Hair - Nails

Fingernails and toenails are an extension of the epidermis, or outer layer of the skin. They are made of elastic tissue formed from keratin, the substance that gives hair its strength and flexibility.

Some of the problems associated with fingernails are the result of too much manicuring. White spots, for example, are often caused by too much pressure at the base of the nail when trying to expose the “moon”—the white portion that contains tissue not yet as tough as the rest of the nail.

To ensure the health of toenails, feet should be bathed once a day and the nails cleaned with a brush dipped in soapy water. Shoes should fit properly so that the toenails are not subjected to pressure and distortion. To avoid ingrown toenails, trimming should be done straight across rather than by rounding or tapering the corners.

Nail Anatomy

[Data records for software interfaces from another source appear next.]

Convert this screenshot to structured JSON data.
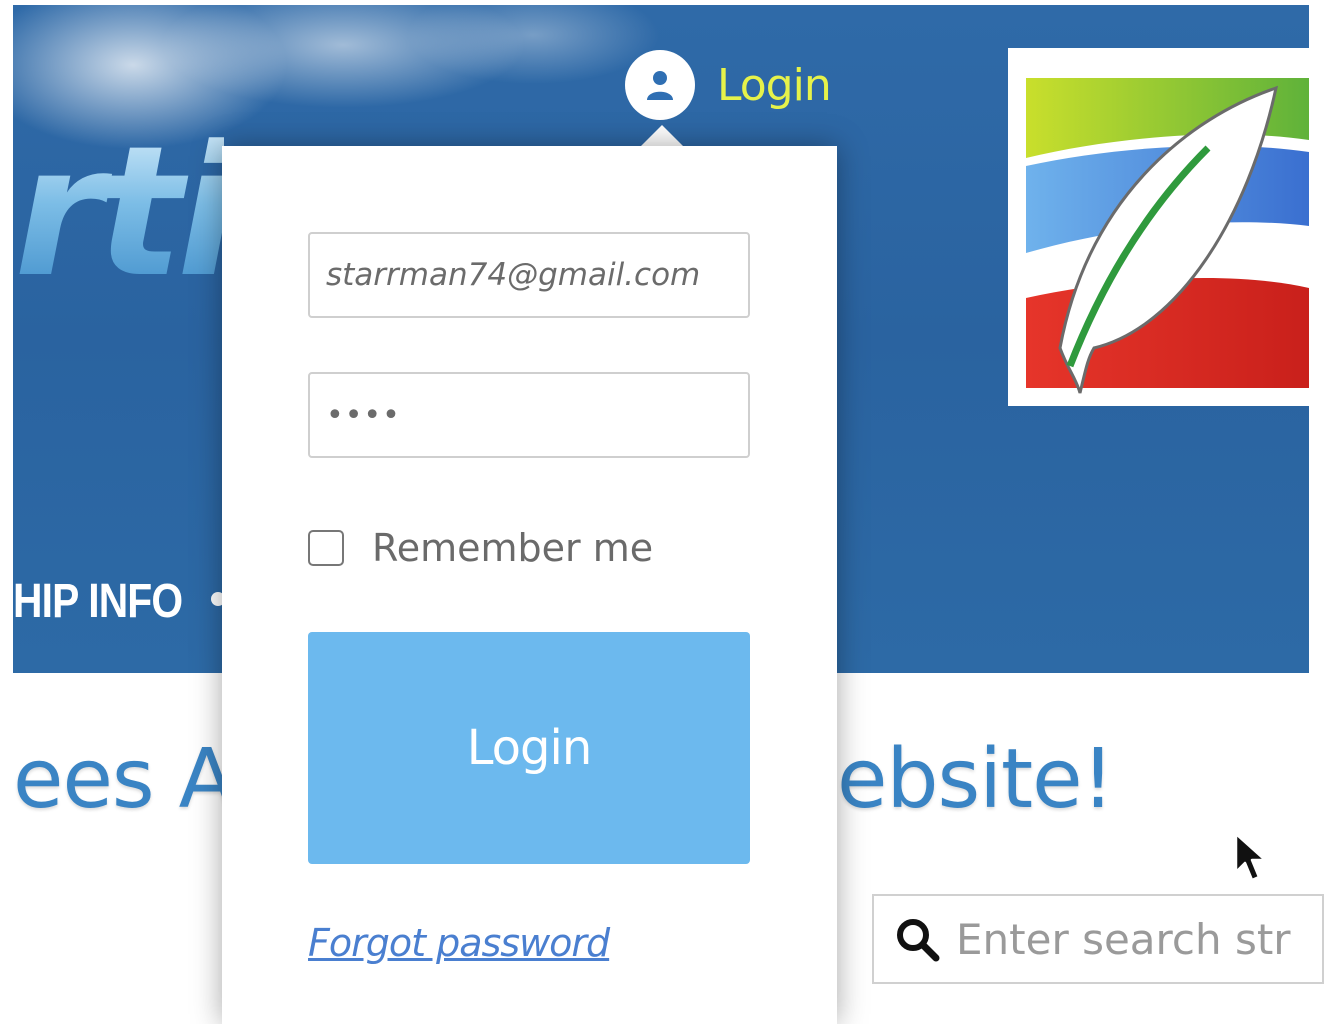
{
  "header": {
    "site_title_fragment": "rtic",
    "nav_fragment": "HIP INFO",
    "login_trigger": {
      "label": "Login",
      "icon": "user-icon"
    },
    "logo": {
      "icon": "feather-logo",
      "colors": [
        "#8cc63f",
        "#3b82d6",
        "#d6281f"
      ]
    }
  },
  "login_panel": {
    "email_value": "starrman74@gmail.com",
    "password_mask": "••••",
    "remember_label": "Remember me",
    "remember_checked": false,
    "submit_label": "Login",
    "forgot_label": "Forgot password"
  },
  "main": {
    "welcome_left": "ees A",
    "welcome_right": "ebsite!",
    "search": {
      "placeholder": "Enter search str",
      "icon": "search-icon"
    }
  },
  "colors": {
    "header_blue": "#2d68a5",
    "login_trigger_yellow": "#e6f24a",
    "button_blue": "#6cb9ee",
    "link_blue": "#4a7fd0",
    "heading_blue": "#3a84c4"
  }
}
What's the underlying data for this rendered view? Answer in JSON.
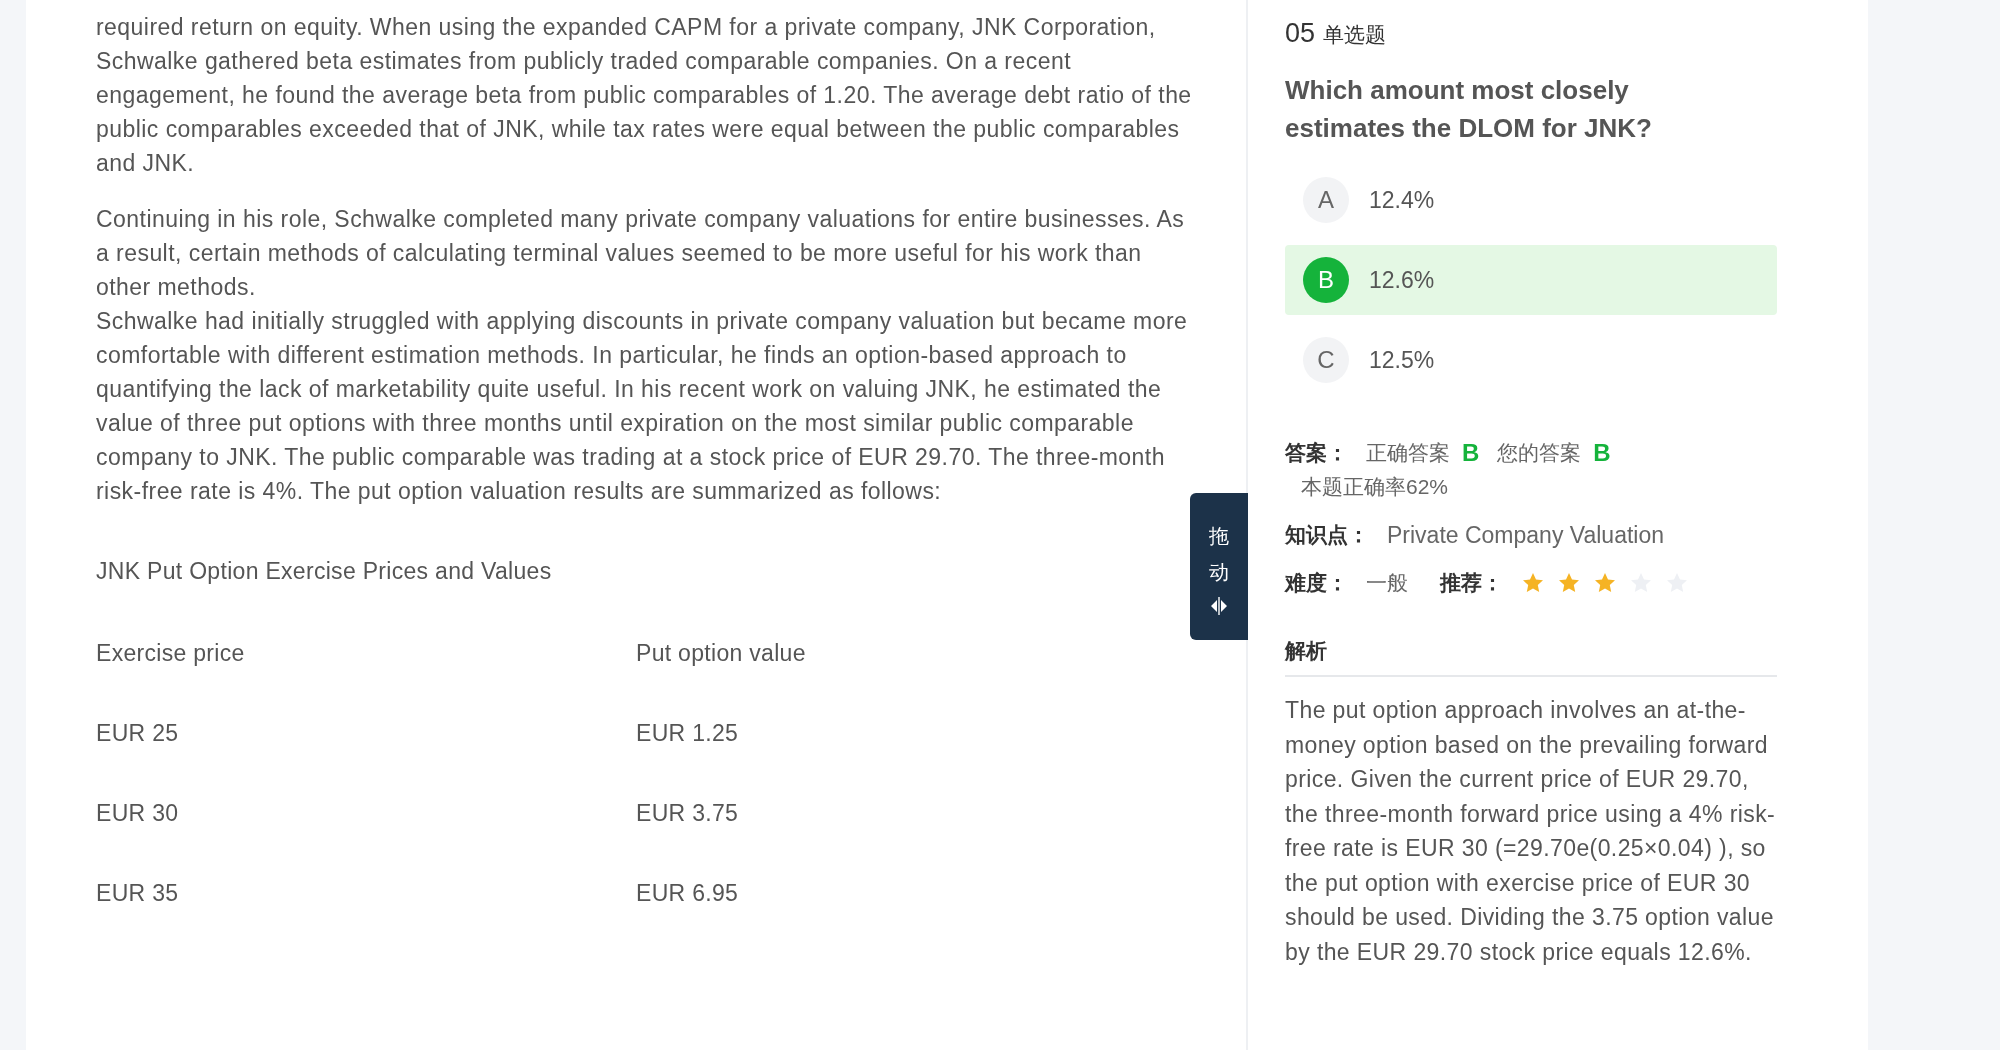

Infection or injury of the tissue at the base of a fingernail may cause its surface to be rigid or split. Inflammation of the finger joints connected with arthritis will also cause nail deformity. For ordinary problems of splitting and peeling, the nails should be kept short enough so that they don't catch and tear easily. For practical purposes, the top of the nail should not be visible when the palm is held about six inches from the eye. As the nails grow stronger, they can be grown longer without splitting.


This condition seems to be caused by such external factors as the chemicals in polish removers, soaps, and detergents. It is also a natural consequence of aging. Commercial nail-hardening preparations that contain formaldehyde are not recommended, because they are known to cause discoloration, loosening, or even loss of nails in some cases.

Nail damage can be reduced by wearing rubber gloves while doing household chores. Hand cream massaged into the skin around the nails will counteract dryness and lessen the possibility of hangnails. Although nail polish provides a shield against damage, it should not be worn all the time, particularly if the nail is polished right down to the base; this prevents live tissue from “breathing.”

User Contributions:

Comment about this article, ask questions, or add new information about this topic: